As part of the University’s Postgraduate Open Day on 20 November 2019, the Bristol Doctoral College brought together a panel of PGRs — from a variety of faculties and at different stages in their research degrees — and asked them to share perspectives with an audience of prospective postgraduate students.
The session may have been brief, but it provided plenty of insights into the PGR experience. So much so that we’ve decided to round up tips and advice that might be useful to a wider audience — such as our new and existing PGRs.
However, before we begin our list, we should introduce our panellists properly. The four PGRs who took part in the event were:
- Arsham Nejad Kourki, PGR in the School of Biological Sciences
- Blanche Plaquevent, PGR in the School of Humanities
- Angela Suriyakumaran, PGR in the School of Civil, Aerospace and Mechanical Engineering
- Trang Tran, PGR in the School of Education
The session was chaired by Professor Robert Bickers, Associate Pro-Vice Chancellor (PGR).
And, without further ado, here are their words of wisdom. (Quotes are verbatim wherever possible, but have sometimes been shortened or edited for clarity.)
1. Support, encouragement and fresh perspectives are vital
“In terms of support, my supervisor has played a key part in that role. Because I have a background in Chemistry and now I’m moving over to Mechanical Engineering, he’s helped me a lot to fill in the holes — fill in my knowledge base, basically.
So he’s been very supportive in terms of giving me the tools to work with my PhD, as well as encouraging me to go and try other stuff, such as going and doing outreach, placement opportunities — so actually helping me gain other skill sets.
“You need that support for four years, to be able to have someone there and some people there to count on — and to be able to say ‘you’re on the right track’ or ‘you’re not on the right track’, ‘maybe you’ve thought about this?’ and ‘maybe try other things’ as well.”
“Things you might be facing at the moment, a lot of postgraduates experience. It happens to everyone.
“Other postgraduates, especially ones in the years above you, as well as staff members, are a very good source of support.”
2. Working together can help create a sense of community
“I’ve found a very strong feeling of community among my peers. I think I wasn’t really expecting that, as I was doing a PhD in History. So I thought: ‘it’s probably even more solitary than any other kind of PhD, because you don’t work in a lab, you don’t need to necessarily all be in the same place of work.’
But actually, there’s been space provided for Arts and Humanities [PGRs]. It’s been a bit changing, but when there is this kind of space, connections get created very quickly and it really makes you feel supported. And I think it has enabled me to treat my PhD as an actual job — where I go every day, and go into a building and work. And that’s not really what I was expecting.”
3. Listening and presenting can help you see the big picture

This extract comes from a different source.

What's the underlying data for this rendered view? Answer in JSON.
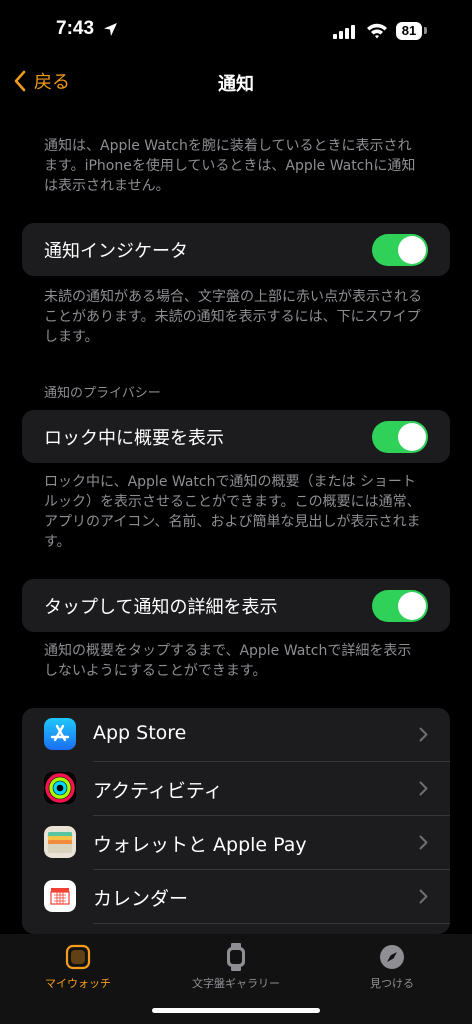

“Get on to any reading group or any presentations that enable you to listen to other people’s work or present your own. Because one thing that happens in a PhD is that you lose your confidence a lot. Because you want it to be perfect, and when you’re with it in your head everything will go wrong compared to what you had in mind.
“So you really want to present where you are at the moment so that everyone else in your community will be able to say ‘oh, this is great — but this is how it could get better’.
“You also want to get on to those groups so that you can hear, right at the beginning, what other people’s work is about — so you can then say ‘OK, there’s a bigger picture. I have re-calibrated what my work should look like’.
4. Teaching can enhance your skills
“Teaching comes in very different forms. For example, I’m teaching in labs rather than going and helping with the workshops and stuff like that. And you gain a lot of skill sets from doing the teaching. You’re mentoring students, you’re helping them solve problems, etc.
“[They’re] quite good skill sets to build on — and for your future career path as well.”
5. Your research project will evolve — and that’s fine
“Don’t worry too much about the specifics of your project — even by the end of your first year.
“As long as you have an idea what it’s roughly going to be about, and as long as your supervisor is on board with that, you can generally make it happen.
Because a lot of it will change. Projects evolve.”